Posted by: lyx123 | May 30, 2010 4:08 AM | Report abuse

Has anyone seen an interview with any of the surviving crewmen?

Posted by: meg3 | May 30, 2010 6:50 AM | Report abuse

Almost 2 months gone--why now showing pics parts of a rusty torpedo--props and inner guts hardly damaged.
Why now? Very simple--false flag--Stupid is always spelled with a U

Posted by: geo1671 | May 30, 2010 7:47 AM | Report abuse

I think Mr.Stein, including other analysts,
need to survey S.Korean press reports by now.You could find S.Korean military office's lies and nonsenses.

At the time of incident(that day night 9;16),S.Korean maritime police recieved an emergency call for rescue from S.Korean navy headquaters.

AT 9;16 P.M!!!!!!

But the Korean government's official investigation report and military officers said the CHEONAN was attacked by torpedo
thing at 9;22 p.m and broken into to parts as a result of "bubble jet" thing!!!

Can you explain this time-gap with your sober mind?


Crazy War-loving rats'lies!!!

Intention to provoke war on this peninsular!!!!

Posted by: nmmbywk64 | May 30, 2010 8:17 AM | Report abuse

Prominent dissidents gagged:

Posted by: meg3 | May 30, 2010 8:06 PM | Report abuse

Maybe this is another false flag from USA. Just like 911 attacks. Today the mankind is envolved by so many lies.
I don´t know who is the bigger liar.

Posted by: TonyHenrique | May 30, 2010 8:39 PM | Report abuse

South Korean religious leaders question conclusions of the Cheonan sinking investigation

"Why have the survivors been strictly separated and controlled since the tragedy happened? Why are they not allowed to say anything about it, though they know the truth best?"

Note my question above.

Posted by: meg3 | May 30, 2010 10:38 PM | Report abuse

Tanaka Sakai: "The Cheonan was a patrol boat whose mission was to survey with radar and sonar the enemy’s submarines, torpedoes, and aircraft... If North Korean submarines and torpedoes were approaching, the Cheonan should have been able to sense it quickly and take measures to counterattack or evade.
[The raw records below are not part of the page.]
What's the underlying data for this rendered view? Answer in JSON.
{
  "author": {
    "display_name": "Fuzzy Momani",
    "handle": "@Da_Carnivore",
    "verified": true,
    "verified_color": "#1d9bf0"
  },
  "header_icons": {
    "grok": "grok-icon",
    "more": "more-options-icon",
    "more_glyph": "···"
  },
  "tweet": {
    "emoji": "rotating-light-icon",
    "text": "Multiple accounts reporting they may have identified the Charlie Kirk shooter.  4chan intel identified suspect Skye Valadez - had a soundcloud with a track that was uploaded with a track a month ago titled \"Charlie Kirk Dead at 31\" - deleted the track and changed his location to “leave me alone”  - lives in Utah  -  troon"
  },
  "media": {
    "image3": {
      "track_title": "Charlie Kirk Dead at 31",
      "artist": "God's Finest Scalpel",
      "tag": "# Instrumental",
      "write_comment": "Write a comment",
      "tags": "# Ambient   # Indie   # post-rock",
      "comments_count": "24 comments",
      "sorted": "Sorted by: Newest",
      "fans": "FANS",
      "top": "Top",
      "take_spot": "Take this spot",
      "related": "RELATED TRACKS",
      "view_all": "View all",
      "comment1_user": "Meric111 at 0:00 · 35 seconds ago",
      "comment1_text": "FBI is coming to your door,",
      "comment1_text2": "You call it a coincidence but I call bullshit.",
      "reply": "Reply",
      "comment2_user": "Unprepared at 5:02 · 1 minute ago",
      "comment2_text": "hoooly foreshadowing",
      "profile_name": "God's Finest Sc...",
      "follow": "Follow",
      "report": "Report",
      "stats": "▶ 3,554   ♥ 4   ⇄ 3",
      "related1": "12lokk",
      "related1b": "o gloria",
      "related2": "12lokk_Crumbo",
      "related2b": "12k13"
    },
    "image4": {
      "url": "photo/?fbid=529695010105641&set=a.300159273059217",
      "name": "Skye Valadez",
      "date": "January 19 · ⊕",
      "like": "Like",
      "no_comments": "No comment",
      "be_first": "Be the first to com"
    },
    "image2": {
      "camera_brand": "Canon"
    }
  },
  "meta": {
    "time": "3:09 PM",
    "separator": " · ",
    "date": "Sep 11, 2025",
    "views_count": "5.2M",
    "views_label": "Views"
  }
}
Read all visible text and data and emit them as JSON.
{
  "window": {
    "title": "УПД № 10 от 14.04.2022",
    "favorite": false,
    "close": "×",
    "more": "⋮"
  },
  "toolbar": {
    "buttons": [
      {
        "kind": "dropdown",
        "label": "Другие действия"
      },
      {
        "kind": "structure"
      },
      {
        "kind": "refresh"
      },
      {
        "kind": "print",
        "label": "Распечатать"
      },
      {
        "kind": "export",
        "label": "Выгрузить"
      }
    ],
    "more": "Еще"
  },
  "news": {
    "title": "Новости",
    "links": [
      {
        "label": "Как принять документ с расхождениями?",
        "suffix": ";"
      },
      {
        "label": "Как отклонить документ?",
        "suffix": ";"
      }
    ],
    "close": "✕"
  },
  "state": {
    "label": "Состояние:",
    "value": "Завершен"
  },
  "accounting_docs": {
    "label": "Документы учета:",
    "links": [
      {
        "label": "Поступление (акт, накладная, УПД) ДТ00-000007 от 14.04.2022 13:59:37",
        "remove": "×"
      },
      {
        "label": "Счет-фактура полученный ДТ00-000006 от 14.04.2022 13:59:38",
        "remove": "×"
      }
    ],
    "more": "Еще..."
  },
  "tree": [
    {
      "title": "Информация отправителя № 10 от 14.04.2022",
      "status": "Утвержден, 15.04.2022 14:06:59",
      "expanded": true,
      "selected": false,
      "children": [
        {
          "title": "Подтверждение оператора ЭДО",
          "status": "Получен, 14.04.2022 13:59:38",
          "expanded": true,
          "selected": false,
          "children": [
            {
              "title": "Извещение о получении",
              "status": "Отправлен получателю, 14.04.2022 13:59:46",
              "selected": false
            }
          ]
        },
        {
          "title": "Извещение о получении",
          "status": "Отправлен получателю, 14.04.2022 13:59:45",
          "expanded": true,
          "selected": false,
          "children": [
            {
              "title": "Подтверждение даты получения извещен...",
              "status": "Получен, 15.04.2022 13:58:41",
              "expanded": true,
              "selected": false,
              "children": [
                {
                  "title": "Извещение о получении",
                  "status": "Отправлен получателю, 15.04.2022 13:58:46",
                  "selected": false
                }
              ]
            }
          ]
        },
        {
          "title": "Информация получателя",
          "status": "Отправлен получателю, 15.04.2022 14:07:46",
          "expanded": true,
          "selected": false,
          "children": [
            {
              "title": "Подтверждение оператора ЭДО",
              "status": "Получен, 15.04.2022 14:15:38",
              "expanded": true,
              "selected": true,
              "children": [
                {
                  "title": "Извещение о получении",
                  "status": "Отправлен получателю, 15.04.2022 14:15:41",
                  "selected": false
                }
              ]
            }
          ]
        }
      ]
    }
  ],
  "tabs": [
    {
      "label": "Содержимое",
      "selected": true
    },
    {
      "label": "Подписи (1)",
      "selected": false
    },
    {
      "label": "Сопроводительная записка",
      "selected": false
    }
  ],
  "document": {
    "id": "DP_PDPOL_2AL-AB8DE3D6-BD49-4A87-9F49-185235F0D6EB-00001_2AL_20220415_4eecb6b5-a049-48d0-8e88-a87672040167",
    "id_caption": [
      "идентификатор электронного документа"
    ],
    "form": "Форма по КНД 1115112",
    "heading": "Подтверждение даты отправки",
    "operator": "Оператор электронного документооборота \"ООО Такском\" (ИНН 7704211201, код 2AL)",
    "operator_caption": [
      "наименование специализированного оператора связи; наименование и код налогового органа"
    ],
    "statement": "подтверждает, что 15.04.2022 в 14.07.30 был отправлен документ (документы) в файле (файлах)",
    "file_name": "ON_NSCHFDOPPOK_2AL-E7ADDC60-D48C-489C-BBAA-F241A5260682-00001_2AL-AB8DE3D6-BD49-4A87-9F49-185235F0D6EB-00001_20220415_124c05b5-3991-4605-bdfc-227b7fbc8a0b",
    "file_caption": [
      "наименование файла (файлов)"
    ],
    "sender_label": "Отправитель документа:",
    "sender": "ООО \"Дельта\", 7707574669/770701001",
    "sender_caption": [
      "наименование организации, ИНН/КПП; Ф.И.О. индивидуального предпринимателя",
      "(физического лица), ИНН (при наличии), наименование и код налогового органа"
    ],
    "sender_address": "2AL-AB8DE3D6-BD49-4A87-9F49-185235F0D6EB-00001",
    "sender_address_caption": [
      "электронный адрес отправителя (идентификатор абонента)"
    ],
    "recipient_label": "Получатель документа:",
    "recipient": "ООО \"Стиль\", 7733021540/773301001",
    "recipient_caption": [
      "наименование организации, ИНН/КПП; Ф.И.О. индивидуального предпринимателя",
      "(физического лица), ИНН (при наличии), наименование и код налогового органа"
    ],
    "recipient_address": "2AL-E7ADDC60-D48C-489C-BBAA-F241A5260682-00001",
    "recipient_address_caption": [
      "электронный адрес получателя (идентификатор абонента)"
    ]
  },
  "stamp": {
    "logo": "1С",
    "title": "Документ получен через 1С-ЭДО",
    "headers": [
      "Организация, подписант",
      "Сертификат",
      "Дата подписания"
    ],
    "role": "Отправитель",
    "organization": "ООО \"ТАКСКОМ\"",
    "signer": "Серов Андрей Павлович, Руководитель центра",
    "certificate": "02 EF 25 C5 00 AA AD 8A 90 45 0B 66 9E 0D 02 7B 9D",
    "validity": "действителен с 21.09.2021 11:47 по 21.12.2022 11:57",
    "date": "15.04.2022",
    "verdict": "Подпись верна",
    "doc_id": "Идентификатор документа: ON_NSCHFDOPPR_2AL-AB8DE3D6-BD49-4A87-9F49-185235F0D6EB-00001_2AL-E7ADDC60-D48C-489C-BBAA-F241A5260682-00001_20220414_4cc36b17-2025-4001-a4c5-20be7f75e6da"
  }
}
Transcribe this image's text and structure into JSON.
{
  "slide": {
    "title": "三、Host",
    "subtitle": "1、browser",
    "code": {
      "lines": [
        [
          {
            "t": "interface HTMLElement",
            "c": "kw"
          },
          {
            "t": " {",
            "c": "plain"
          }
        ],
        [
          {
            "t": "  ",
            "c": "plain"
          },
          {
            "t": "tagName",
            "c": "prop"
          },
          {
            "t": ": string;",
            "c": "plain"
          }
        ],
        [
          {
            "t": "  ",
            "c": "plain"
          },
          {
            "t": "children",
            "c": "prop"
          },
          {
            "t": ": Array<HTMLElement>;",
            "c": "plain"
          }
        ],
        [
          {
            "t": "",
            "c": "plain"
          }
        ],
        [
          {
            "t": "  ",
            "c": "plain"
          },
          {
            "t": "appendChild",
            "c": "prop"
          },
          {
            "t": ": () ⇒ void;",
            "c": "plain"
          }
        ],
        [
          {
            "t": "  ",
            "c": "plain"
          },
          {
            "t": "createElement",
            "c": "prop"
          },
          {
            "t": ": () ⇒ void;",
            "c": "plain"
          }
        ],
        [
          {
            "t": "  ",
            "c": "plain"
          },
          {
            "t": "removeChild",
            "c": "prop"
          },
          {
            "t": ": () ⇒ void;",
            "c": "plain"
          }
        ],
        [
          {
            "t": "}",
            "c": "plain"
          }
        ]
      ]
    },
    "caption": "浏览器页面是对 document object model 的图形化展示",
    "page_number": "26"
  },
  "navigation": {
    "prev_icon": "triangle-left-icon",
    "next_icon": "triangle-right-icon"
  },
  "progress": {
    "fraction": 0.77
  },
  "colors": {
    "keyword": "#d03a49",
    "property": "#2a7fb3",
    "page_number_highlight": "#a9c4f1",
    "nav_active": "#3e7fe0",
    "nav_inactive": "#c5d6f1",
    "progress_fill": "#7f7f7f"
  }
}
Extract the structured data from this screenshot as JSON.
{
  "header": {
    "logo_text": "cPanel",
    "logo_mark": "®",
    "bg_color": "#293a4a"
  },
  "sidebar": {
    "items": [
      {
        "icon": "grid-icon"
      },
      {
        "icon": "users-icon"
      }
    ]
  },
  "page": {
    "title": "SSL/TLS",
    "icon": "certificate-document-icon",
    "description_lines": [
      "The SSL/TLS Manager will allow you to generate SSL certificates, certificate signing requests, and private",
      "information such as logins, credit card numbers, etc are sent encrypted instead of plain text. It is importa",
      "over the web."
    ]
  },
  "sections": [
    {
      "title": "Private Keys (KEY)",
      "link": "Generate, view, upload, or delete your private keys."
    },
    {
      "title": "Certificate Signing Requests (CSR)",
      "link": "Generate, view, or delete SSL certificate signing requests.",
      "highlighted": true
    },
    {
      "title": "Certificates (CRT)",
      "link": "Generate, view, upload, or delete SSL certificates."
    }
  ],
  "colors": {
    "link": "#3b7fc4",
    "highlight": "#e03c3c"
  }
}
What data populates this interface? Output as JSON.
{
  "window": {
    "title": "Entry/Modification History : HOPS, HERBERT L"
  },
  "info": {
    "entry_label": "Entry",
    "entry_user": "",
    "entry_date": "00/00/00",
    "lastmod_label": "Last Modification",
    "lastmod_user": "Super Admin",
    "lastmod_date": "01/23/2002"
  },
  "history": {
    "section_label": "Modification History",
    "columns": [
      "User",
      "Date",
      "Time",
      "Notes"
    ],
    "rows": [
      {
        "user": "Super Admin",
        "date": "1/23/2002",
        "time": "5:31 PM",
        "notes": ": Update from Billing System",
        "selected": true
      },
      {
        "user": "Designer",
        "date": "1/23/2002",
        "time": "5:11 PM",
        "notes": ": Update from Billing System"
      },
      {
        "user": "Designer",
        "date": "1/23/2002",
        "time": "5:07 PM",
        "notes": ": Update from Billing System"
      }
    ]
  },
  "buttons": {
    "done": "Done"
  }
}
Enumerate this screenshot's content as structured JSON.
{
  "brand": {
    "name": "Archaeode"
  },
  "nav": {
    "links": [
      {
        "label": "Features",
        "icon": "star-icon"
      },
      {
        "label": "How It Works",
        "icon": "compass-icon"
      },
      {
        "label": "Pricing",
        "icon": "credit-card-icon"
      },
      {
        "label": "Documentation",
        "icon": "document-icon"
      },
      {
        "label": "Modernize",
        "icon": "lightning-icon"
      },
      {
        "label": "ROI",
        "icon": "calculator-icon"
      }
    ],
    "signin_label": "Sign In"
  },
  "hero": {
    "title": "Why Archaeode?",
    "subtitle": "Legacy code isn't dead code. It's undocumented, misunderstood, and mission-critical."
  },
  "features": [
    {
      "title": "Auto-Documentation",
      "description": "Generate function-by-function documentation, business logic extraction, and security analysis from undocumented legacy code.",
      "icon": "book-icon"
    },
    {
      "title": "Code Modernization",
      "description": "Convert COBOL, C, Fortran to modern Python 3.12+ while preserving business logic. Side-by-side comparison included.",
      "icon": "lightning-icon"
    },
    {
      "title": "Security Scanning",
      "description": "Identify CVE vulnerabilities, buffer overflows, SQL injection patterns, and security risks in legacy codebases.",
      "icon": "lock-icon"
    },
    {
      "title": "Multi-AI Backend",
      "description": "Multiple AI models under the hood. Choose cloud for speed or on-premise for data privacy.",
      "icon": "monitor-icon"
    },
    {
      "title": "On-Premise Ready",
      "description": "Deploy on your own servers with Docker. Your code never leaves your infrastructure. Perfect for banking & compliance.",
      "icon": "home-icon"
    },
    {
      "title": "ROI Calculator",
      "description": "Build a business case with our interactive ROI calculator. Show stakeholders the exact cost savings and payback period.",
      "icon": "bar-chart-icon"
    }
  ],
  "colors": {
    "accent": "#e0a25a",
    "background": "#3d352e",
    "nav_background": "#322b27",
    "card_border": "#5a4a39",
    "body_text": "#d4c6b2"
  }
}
Moreover, on the day the Cheonan sank, US and ROK military exercises were under way, so it could be anticipated that North Korean submarines would move south to conduct surveillance. It is hard to imagine that the Cheonan sonar forces were not on alert."
Jct: Seems more and more like when they framed North Viet Nam for the Tonkin Gulf attack they didn't do. Now they've got a few corpses in their frame of North Korea they couldn't have done. Unless they're the sharpest navy on the planet, there's no way they got through all those American chips and detectors. But framing it just 20 km off North Korea's coast seems a natural, they certainly weren't going to frame it near Japan's coast.

Posted by: KingofthePaupers | May 31, 2010 3:06 AM | Report abuse

Hello Jeff, Great piece, Please look into the article on 5/1 by S.F. at, it was also posted in the EUTIMES.NET, of the US ordered news blackout of North Korean torpedoing of Gulf of Mexico oil rig. This may in fact be a preplanted smoke screen, it shold be openly disscused.

Posted by: thickshakefloat | May 31, 2010 7:45 AM | Report abuse

such a shame that we as a society have to waste resources on warfare

Posted by: complacency_kills | June 1, 2010 9:01 PM | Report abuse

The comments to this entry are closed.

RSS Feed
Subscribe to The Post

© 2010 The Washington Post Company